An internationally acclaimed research institution and training hospital linked to UCT, Groote Schuur is also one of Cape Town’s largest public health facilities and experiences a range of organisation and resource challenges which affect the quality of care of its patients.
The Groote Schuur Innovation Programme is the first of its kind to support public sector health workers to become the innovators themselves. The programme will focus on building innovation capacity in the hospital and creating a network of frontline innovation leaders and linking these with policy makers in the Western Cape Department of Health.
“The challenges faced in health care in South Africa are all opportunities to transform the system, creating a more people-centred health care system for staff and patients alike,” says Dr Lindi van Niekerk, one of the organisers of the initiative.
The Innovation Initiative at Groote Schuur Hospital is a partnership between GSH, the Western Cape Department of Health, and Inclusive Healthcare Innovation (iHI) – which was co-founded by the University of Cape Town Graduate School of Business (GSB), the Bertha Centre for Social Innovation & Entrepreneurship and the UCT Faculty of Health Science.
The Initiative is supported by the GSH Hospital Facilities Board, and the launch was attended by partners to the programme, JJ van Dongen (CEO Philips Africa), Roelf Mulder (XYZ Design) and Etienne Dryer (Pricewaterhouse Coopers).
Dr Bhavna Patel, CEO of Groote Schuur Hospital says that this is the first time an African healthcare institution is pursuing such an initiative and demonstrates its relevance with regard to addressing social needs in South Africa. “We are proud to be leading the way, to become a beacon for healthcare innovation in Africa,” she says.
Van Niekerk says health workers working on the front lines of healthcare delivery often experience a different reality to the one presented on paper in policy documents and presentations.
“Weekly, we present patients with life limiting sentences, even to those of a young age, due to a lack of resources available to treat them with. These constant pressures often make us question why we entered this profession and it becomes easy to slip down a spiral of hopelessness.”
She adds: “We at the GSB UCT Bertha Centre for Social Innovation & Entrepreneurship, and together with our partners at the UCT Faculty of Health Sciences, believe that now is the time for change. To ensure a better future for our patients and the next generation of health workers, it is our responsibility to contribute to, not merely improving the system through small tweaks, but to radically transform the system.”
“The GSH Innovation Programme will tap into the creative and intellectual capital of frontline healthcare workers and provide them with the opportunity to turn their good ideas into reality to solve some the hospital’s biggest challenges,” says Van Niekerk.

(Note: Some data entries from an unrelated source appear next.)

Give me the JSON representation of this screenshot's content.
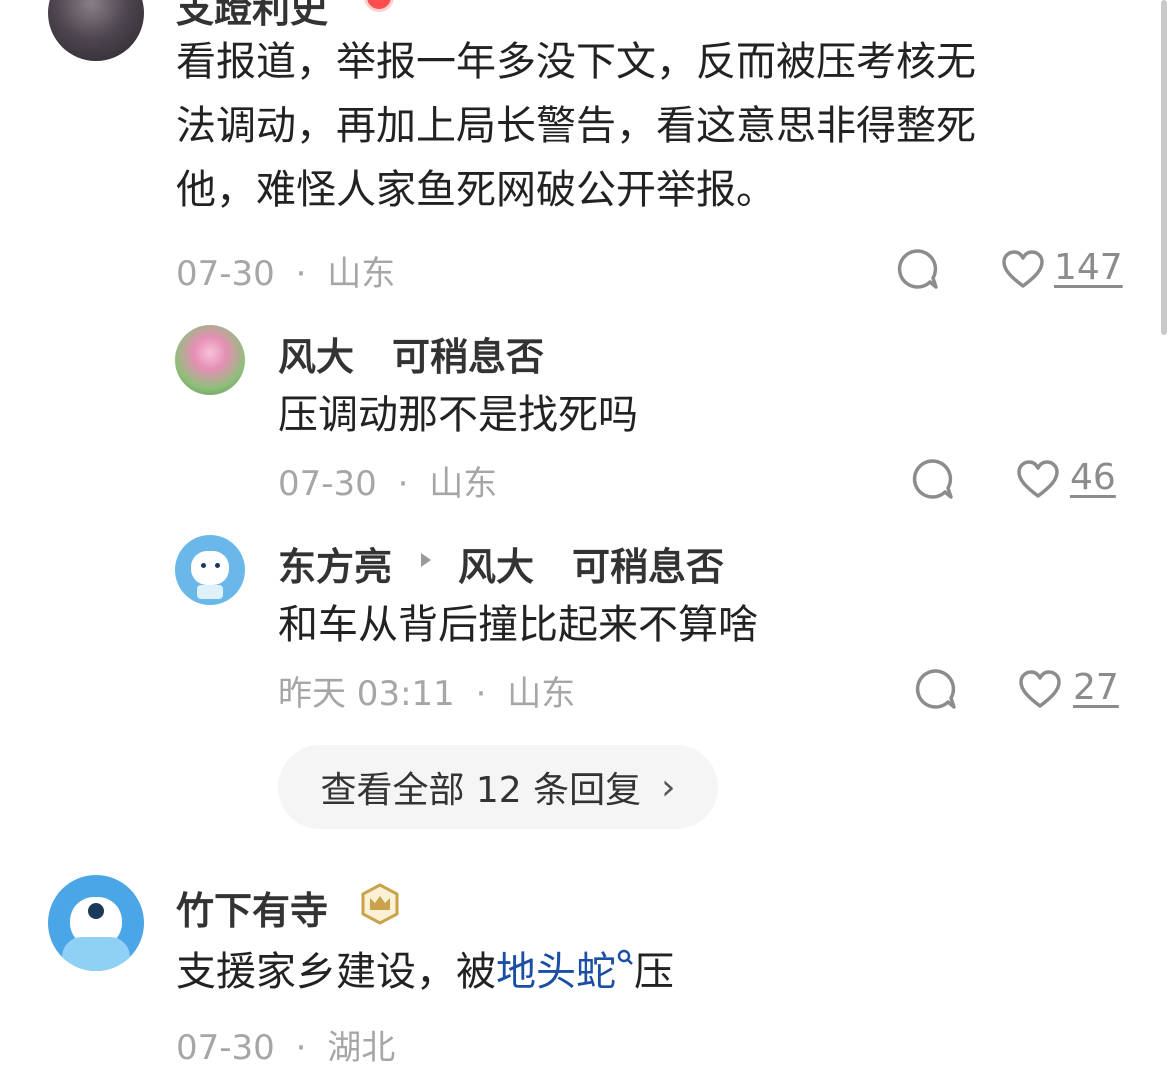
{
  "comments": [
    {
      "username": "支蹬利史",
      "content_lines": [
        "看报道，举报一年多没下文，反而被压考核无",
        "法调动，再加上局长警告，看这意思非得整死",
        "他，难怪人家鱼死网破公开举报。"
      ],
      "date": "07-30",
      "location": "山东",
      "likes": "147",
      "reply_icon": "comment-bubble-icon",
      "like_icon": "heart-icon",
      "replies": [
        {
          "username": "风大　可稍息否",
          "content": "压调动那不是找死吗",
          "date": "07-30",
          "location": "山东",
          "likes": "46"
        },
        {
          "username": "东方亮",
          "reply_to": "风大　可稍息否",
          "content": "和车从背后撞比起来不算啥",
          "date": "昨天 03:11",
          "location": "山东",
          "likes": "27"
        }
      ],
      "view_all_replies": "查看全部 12 条回复",
      "view_all_chevron": "›"
    },
    {
      "username": "竹下有寺",
      "badge_icon": "crown-badge-icon",
      "content_prefix": "支援家乡建设，被",
      "content_link": "地头蛇",
      "content_suffix": "压",
      "date": "07-30",
      "location": "湖北"
    }
  ],
  "meta_separator": "·",
  "colors": {
    "link": "#1a4fa3",
    "muted": "#a6a6a6",
    "badge": "#c9a24a"
  }
}
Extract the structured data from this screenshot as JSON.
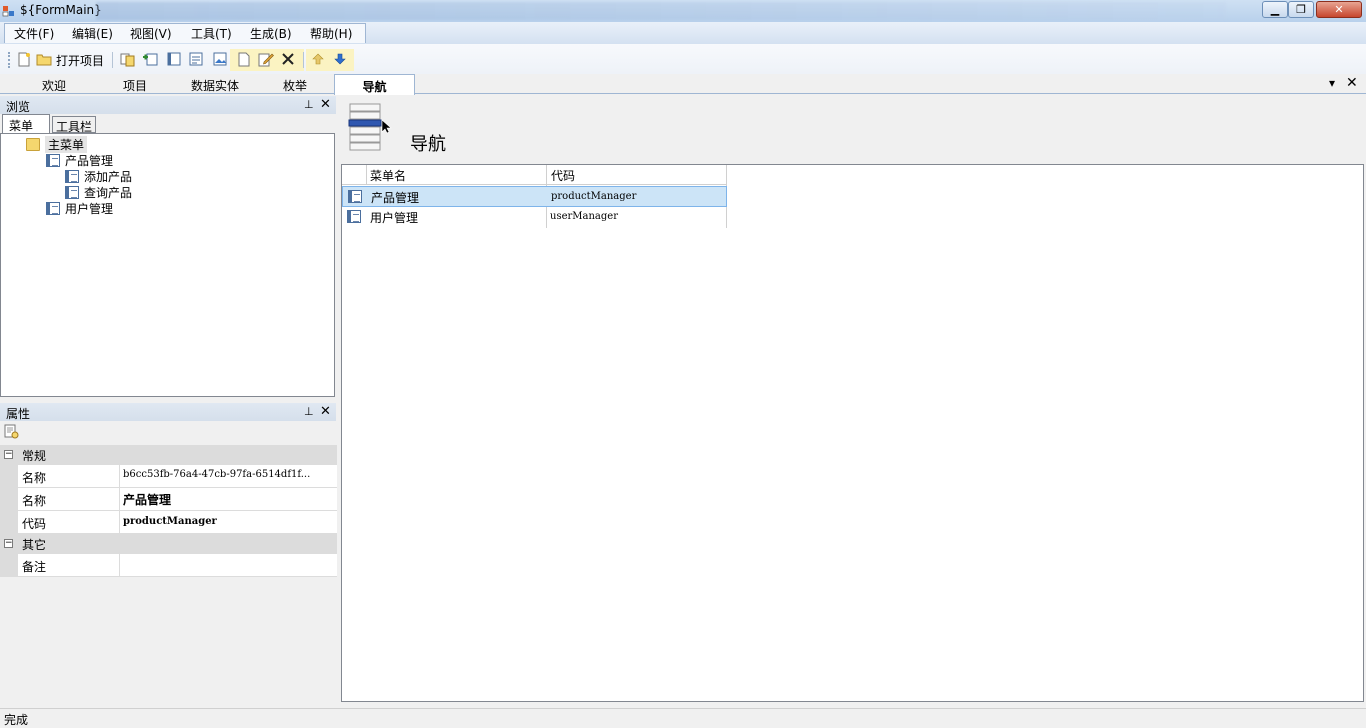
{
  "window": {
    "title": "${FormMain}"
  },
  "menu": [
    "文件(F)",
    "编辑(E)",
    "视图(V)",
    "工具(T)",
    "生成(B)",
    "帮助(H)"
  ],
  "toolbar": {
    "open_project": "打开项目"
  },
  "doc_tabs": [
    "欢迎",
    "项目",
    "数据实体",
    "枚举"
  ],
  "doc_tab_active": "导航",
  "browse_panel": {
    "title": "浏览",
    "tabs": [
      "菜单",
      "工具栏"
    ],
    "tree": {
      "root": "主菜单",
      "product": "产品管理",
      "add_product": "添加产品",
      "query_product": "查询产品",
      "user": "用户管理"
    }
  },
  "props_panel": {
    "title": "属性",
    "categories": {
      "general": "常规",
      "other": "其它"
    },
    "rows": [
      {
        "name": "名称",
        "value": "b6cc53fb-76a4-47cb-97fa-6514df1f..."
      },
      {
        "name": "名称",
        "value": "产品管理"
      },
      {
        "name": "代码",
        "value": "productManager"
      },
      {
        "name": "备注",
        "value": ""
      }
    ]
  },
  "nav": {
    "title": "导航",
    "columns": [
      "菜单名",
      "代码"
    ],
    "rows": [
      {
        "name": "产品管理",
        "code": "productManager"
      },
      {
        "name": "用户管理",
        "code": "userManager"
      }
    ]
  },
  "status": "完成"
}
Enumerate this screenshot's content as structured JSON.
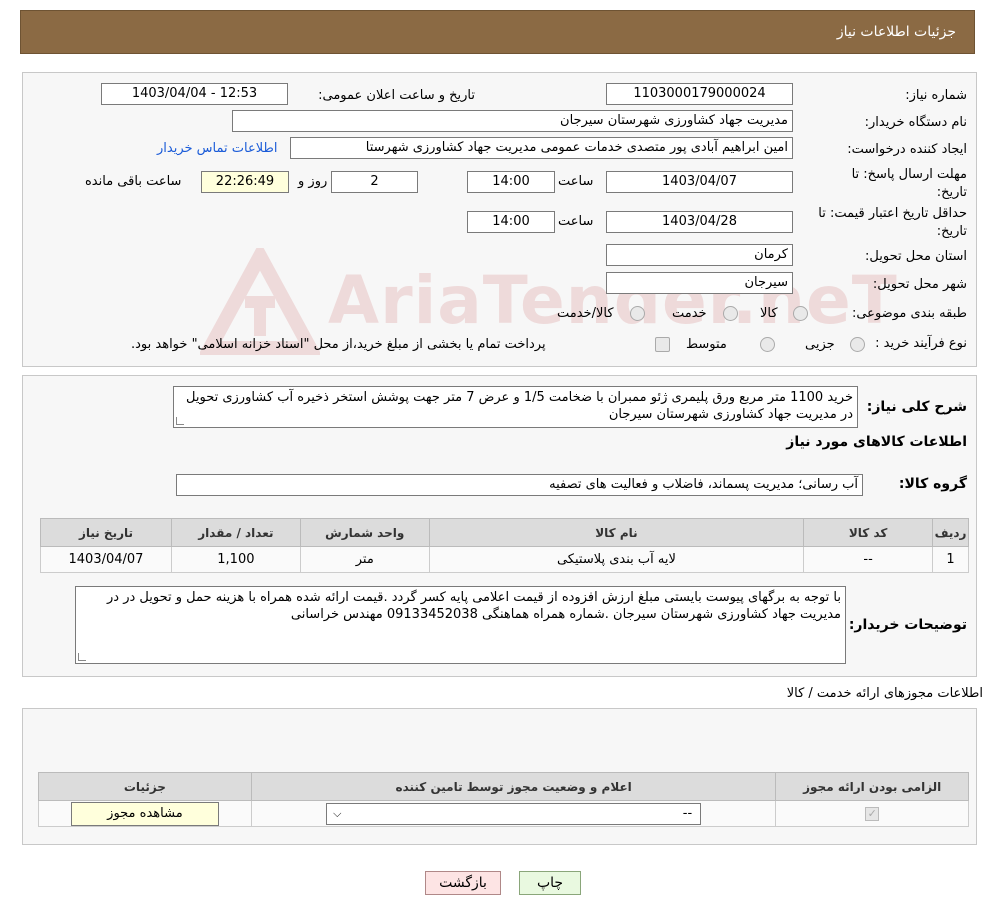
{
  "header": {
    "title": "جزئیات اطلاعات نیاز"
  },
  "fields": {
    "need_number_label": "شماره نیاز:",
    "need_number": "1103000179000024",
    "announce_label": "تاریخ و ساعت اعلان عمومی:",
    "announce_value": "1403/04/04 - 12:53",
    "buyer_org_label": "نام دستگاه خریدار:",
    "buyer_org": "مدیریت جهاد کشاورزی شهرستان سیرجان",
    "requester_label": "ایجاد کننده درخواست:",
    "requester": "امین ابراهیم آبادی پور متصدی خدمات عمومی مدیریت جهاد کشاورزی شهرستا",
    "contact_link": "اطلاعات تماس خریدار",
    "deadline_label_1": "مهلت ارسال پاسخ: تا",
    "deadline_label_2": "تاریخ:",
    "deadline_date": "1403/04/07",
    "time_label": "ساعت",
    "deadline_time": "14:00",
    "days_value": "2",
    "days_label": "روز و",
    "remaining_time": "22:26:49",
    "remaining_label": "ساعت باقی مانده",
    "validity_label_1": "حداقل تاریخ اعتبار قیمت: تا",
    "validity_label_2": "تاریخ:",
    "validity_date": "1403/04/28",
    "validity_time": "14:00",
    "province_label": "استان محل تحویل:",
    "province": "کرمان",
    "city_label": "شهر محل تحویل:",
    "city": "سیرجان",
    "category_label": "طبقه بندی موضوعی:",
    "category_options": [
      "کالا",
      "خدمت",
      "کالا/خدمت"
    ],
    "process_label": "نوع فرآیند خرید :",
    "process_options": [
      "جزیی",
      "متوسط"
    ],
    "process_note": "پرداخت تمام یا بخشی از مبلغ خرید،از محل \"اسناد خزانه اسلامی\" خواهد بود."
  },
  "description": {
    "label": "شرح کلی نیاز:",
    "text": "خرید 1100 متر مربع  ورق پلیمری ژئو ممبران با ضخامت 1/5 و عرض 7 متر جهت پوشش استخر ذخیره آب کشاورزی تحویل در مدیریت جهاد کشاورزی شهرستان سیرجان"
  },
  "goods": {
    "section_title": "اطلاعات کالاهای مورد نیاز",
    "group_label": "گروه کالا:",
    "group_value": "آب رسانی؛ مدیریت پسماند، فاضلاب و فعالیت های تصفیه",
    "columns": [
      "ردیف",
      "کد کالا",
      "نام کالا",
      "واحد شمارش",
      "تعداد / مقدار",
      "تاریخ نیاز"
    ],
    "rows": [
      [
        "1",
        "--",
        "لایه آب بندی پلاستیکی",
        "متر",
        "1,100",
        "1403/04/07"
      ]
    ]
  },
  "buyer_notes": {
    "label": "توضیحات خریدار:",
    "text": "با توجه به برگهای پیوست بایستی مبلغ ارزش افزوده از قیمت اعلامی پایه کسر گردد .قیمت ارائه شده همراه با هزینه حمل و تحویل در در مدیریت جهاد کشاورزی شهرستان سیرجان .شماره همراه  هماهنگی 09133452038 مهندس خراسانی"
  },
  "permits": {
    "section_title": "اطلاعات مجوزهای ارائه خدمت / کالا",
    "columns": [
      "الزامی بودن ارائه مجوز",
      "اعلام و وضعیت مجوز توسط تامین کننده",
      "جزئیات"
    ],
    "select_value": "--",
    "view_button": "مشاهده مجوز"
  },
  "buttons": {
    "print": "چاپ",
    "back": "بازگشت"
  },
  "watermark": {
    "text": "AriaTender.neT"
  },
  "colors": {
    "header_bg": "#8b6a44",
    "print_btn_bg": "#e9f9e0",
    "back_btn_bg": "#fde4e4",
    "yellow_box": "#ffffdc"
  }
}
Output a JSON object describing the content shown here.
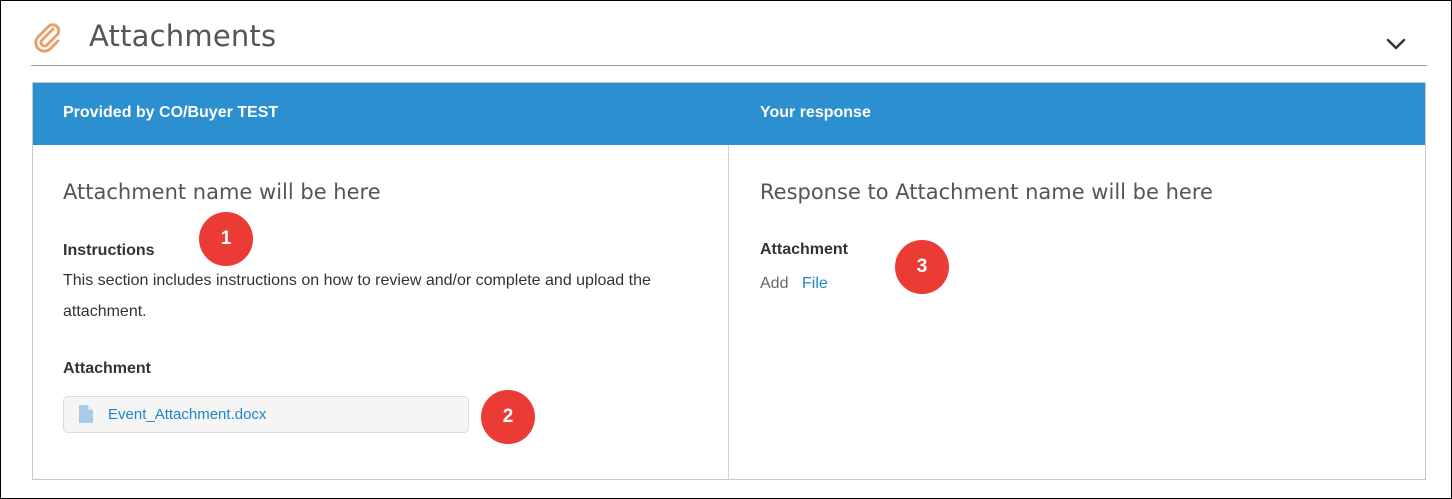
{
  "section": {
    "title": "Attachments",
    "icon": "paperclip-icon",
    "collapse_icon": "chevron-down-icon",
    "accent_color": "#e8a06a"
  },
  "table": {
    "header_color": "#2b8fd0",
    "left_header": "Provided by CO/Buyer TEST",
    "right_header": "Your response"
  },
  "left": {
    "title": "Attachment name will be here",
    "instructions_label": "Instructions",
    "instructions_text": "This section includes instructions on how to review and/or complete and upload the attachment.",
    "attachment_label": "Attachment",
    "file_name": "Event_Attachment.docx",
    "file_icon": "document-icon"
  },
  "right": {
    "title": "Response to Attachment name will be here",
    "attachment_label": "Attachment",
    "add_text": "Add",
    "file_link": "File"
  },
  "callouts": {
    "color": "#ea3b35",
    "one": "1",
    "two": "2",
    "three": "3"
  }
}
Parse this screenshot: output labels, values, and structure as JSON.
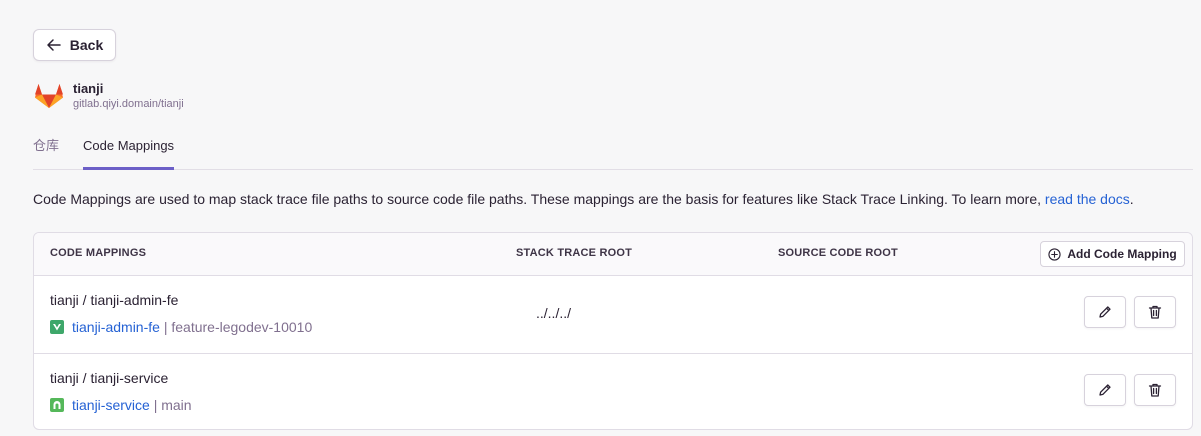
{
  "back": {
    "label": "Back"
  },
  "repo": {
    "name": "tianji",
    "url": "gitlab.qiyi.domain/tianji"
  },
  "tabs": [
    {
      "label": "仓库",
      "active": false
    },
    {
      "label": "Code Mappings",
      "active": true
    }
  ],
  "description": {
    "text": "Code Mappings are used to map stack trace file paths to source code file paths. These mappings are the basis for features like Stack Trace Linking. To learn more, ",
    "link": "read the docs"
  },
  "table": {
    "headers": {
      "code_mappings": "CODE MAPPINGS",
      "stack_trace_root": "STACK TRACE ROOT",
      "source_code_root": "SOURCE CODE ROOT"
    },
    "add_button": "Add Code Mapping",
    "rows": [
      {
        "title": "tianji / tianji-admin-fe",
        "project": "tianji-admin-fe",
        "branch": "feature-legodev-10010",
        "stack_trace_root": "../../../",
        "source_code_root": "",
        "icon_color": "#3ea76a"
      },
      {
        "title": "tianji / tianji-service",
        "project": "tianji-service",
        "branch": "main",
        "stack_trace_root": "",
        "source_code_root": "",
        "icon_color": "#55b85a"
      }
    ]
  },
  "colors": {
    "accent": "#6c5fc7",
    "link": "#2562d4",
    "muted": "#80708f"
  }
}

Research by the UCT GSB Bertha Centre, in partnership with the Innovation Unit (London), has identified eight key challenges that are hindering care delivery at GSH from a staff perspective: using waiting times more effectively; patient records and notes; working better with community services; boosting volunteer resources; more efficient entry and exit of patients; tracking and communicating; improving care for specific patient groups. These challenges will be put forward to staff to be solved.
The programme will enable teams of Groote Schuur staff to work on a select number of projects focusing on these priority challenge areas. Staff will be facilitated from conceptual idea development through to a realisable prototype and onwards to a measurable implemented project. Support will be available as seed capital, expert technical support and mentorship will be available for nine months.
In October 2015, these staff innovators will have the opportunity to present their work to the Western Cape Department of Health.